It’s a pressure that opener Chris Rogers spoke about in the lead-up to the first Test of the three-match series, which Australia won crushingly by 281 runs, and which emanates from the external expectation to perform and the internal fear of failing on such a heavily scrutinised stage.
It’s a feeling that Doolan, a calm, articulate 28-year-old, carried with him when he was summoned to the middle less than 20 minutes into his maiden Test to confront the world’s number one and two ranked fast bowlers – Vernon Philander and Dale Steyn – on a batting minefield.
“By a long way, for a whole number of reasons,” Doolan smiled wryly today when asked if his introduction to Test cricket – in which he scored a composed 27 followed by an even more impressive 89 – was the most gruelling cricket he had ever encountered.
“The bowling attack, the outside pressure of wanting to do well in that first Test – that’s definitely the toughest I’ve ever played.
“I remember speaking to (former Australian opener) Justin Langer before I came away (on this tour) and he said the major difference was expectation from (Sheffield) Shield cricket to Test cricket.
“I certainly think that’s the case.
“Yes, the bowling attack was very, very good - the best I’ve ever faced - but that expectation of needing to perform and make sure that Australia stayed ahead of the game is certainly very tough.
“I tried to use (the weight of expectation) as motivation, but I don’t think you can totally disregard it.
“It’s always going to be there whether you like it or not.
“I tried to have it feel like the nation was behind me, and was striving to do well and put the team into a good position.”
But it’s fair to say that the burden of expectation that Doolan carried with him into the Test arena is also partly a by-product of the higher standards he has set for himself and which, over the last couple of summers, has lifted from an elegant batsman with raw talent and faultless timing to Test cricketer.
The former was, he acknowledges, a common perception built on the numerous times he got a few runs under his belt in first-class innings, but then found a way of getting himself out just when his teammates and his many supporters thought he was finally set to go on with the job.
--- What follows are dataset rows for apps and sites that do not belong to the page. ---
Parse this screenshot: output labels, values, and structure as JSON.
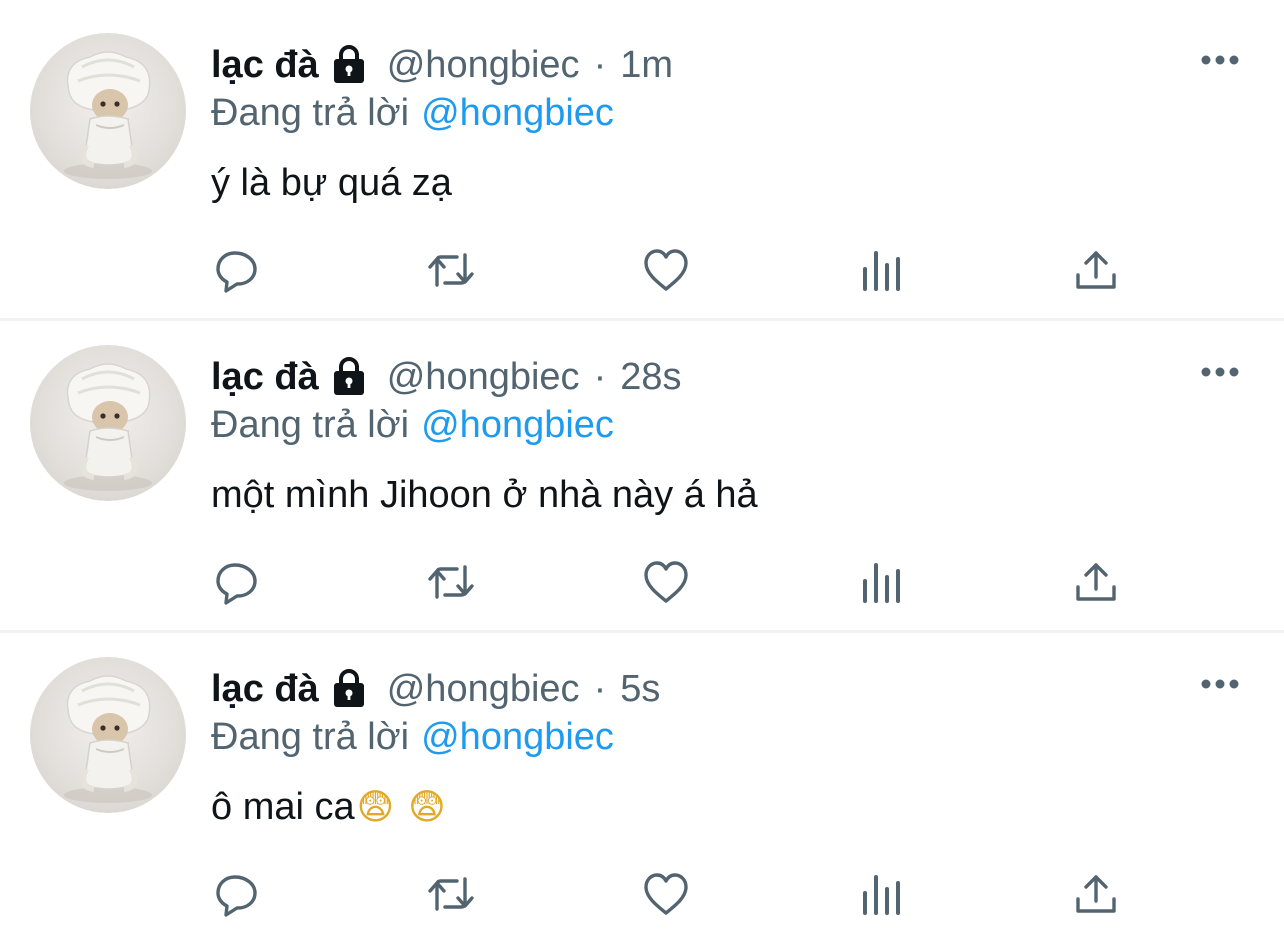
{
  "colors": {
    "text_primary": "#0f1419",
    "text_secondary": "#536471",
    "link": "#1d9bf0",
    "divider": "#eff3f4"
  },
  "tweets": [
    {
      "display_name": "lạc đà",
      "handle": "@hongbiec",
      "separator": "·",
      "time": "1m",
      "reply_label": "Đang trả lời",
      "reply_to": "@hongbiec",
      "text": "ý là bự quá zạ",
      "emojis": [],
      "icons": [
        "lock-icon",
        "more-icon",
        "reply-icon",
        "retweet-icon",
        "like-icon",
        "views-icon",
        "share-icon"
      ]
    },
    {
      "display_name": "lạc đà",
      "handle": "@hongbiec",
      "separator": "·",
      "time": "28s",
      "reply_label": "Đang trả lời",
      "reply_to": "@hongbiec",
      "text": "một mình Jihoon ở nhà này á hả",
      "emojis": [],
      "icons": [
        "lock-icon",
        "more-icon",
        "reply-icon",
        "retweet-icon",
        "like-icon",
        "views-icon",
        "share-icon"
      ]
    },
    {
      "display_name": "lạc đà",
      "handle": "@hongbiec",
      "separator": "·",
      "time": "5s",
      "reply_label": "Đang trả lời",
      "reply_to": "@hongbiec",
      "text": "ô mai ca",
      "emojis": [
        "😨",
        "😨"
      ],
      "icons": [
        "lock-icon",
        "more-icon",
        "reply-icon",
        "retweet-icon",
        "like-icon",
        "views-icon",
        "share-icon"
      ]
    }
  ]
}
That corner was negotiated in the summer of 2012-13 when he undertook some advanced and intensive tuition from fellow Launcestonian Ricky Ponting, and announced himself with a polished, emphatic 161no against the South African touring team that contained a number of the same players he encountered at Centurion last week.
“In the past, there has been a perception of me that I do get to 30 and get out,” Doolan said.
“I was aware of that.
“It was something that bugged me a lot, so I've been a lot harder on myself in making sure that those (perceptions disappear).
“I got 27 in the first innings (of the first Test) and got out, and I was pretty ropeable.
“I'm just trying to make sure (to remember that) the job's not done when you get to 20 or 30, then try and push on and make a hundred every time I bat, rather than just getting lucky once or twice."
Which is why he was so demonstrably disappointed in Australia’s second innings when, having survived more than four hours in conditions his captain claims Doolan won’t see the likes of again no matter how many Tests he plays, he gave up his wicket 11 runs short of a famous century.
Not to the highly-ranked new ball duo, nor to South Africa’s most threatening and impressive seamer Morne Morkel, all of whom had subjected him to a searching examination that Doolan had passed with a high distinction.
But to the first ball of a new spell from part-time spinner JP Duminy that loomed as such as juicy gift when it pitched short and wide that Doolan could not believe he edged it to the ‘keeper rather than spanking it to the point boundary as per his intention.
Still can’t believe it, in fact.
“I’m not sure I will ever get over that,” he said.
“You only ever get one chance to make a debut hundred and I blew that opportunity.
“The fact that we were in a really good position made it a little bit easier, and the fact that we had batted really well, Davey (Warner, with whom he shared a 205-run second-wicket partnership) and myself to get us into that position on that third day.
“That was, I guess, the silver lining to the cloud but I’m still pretty gutted about it.
“I think I will probably get more disappointed as time goes on, rather than the other way around.”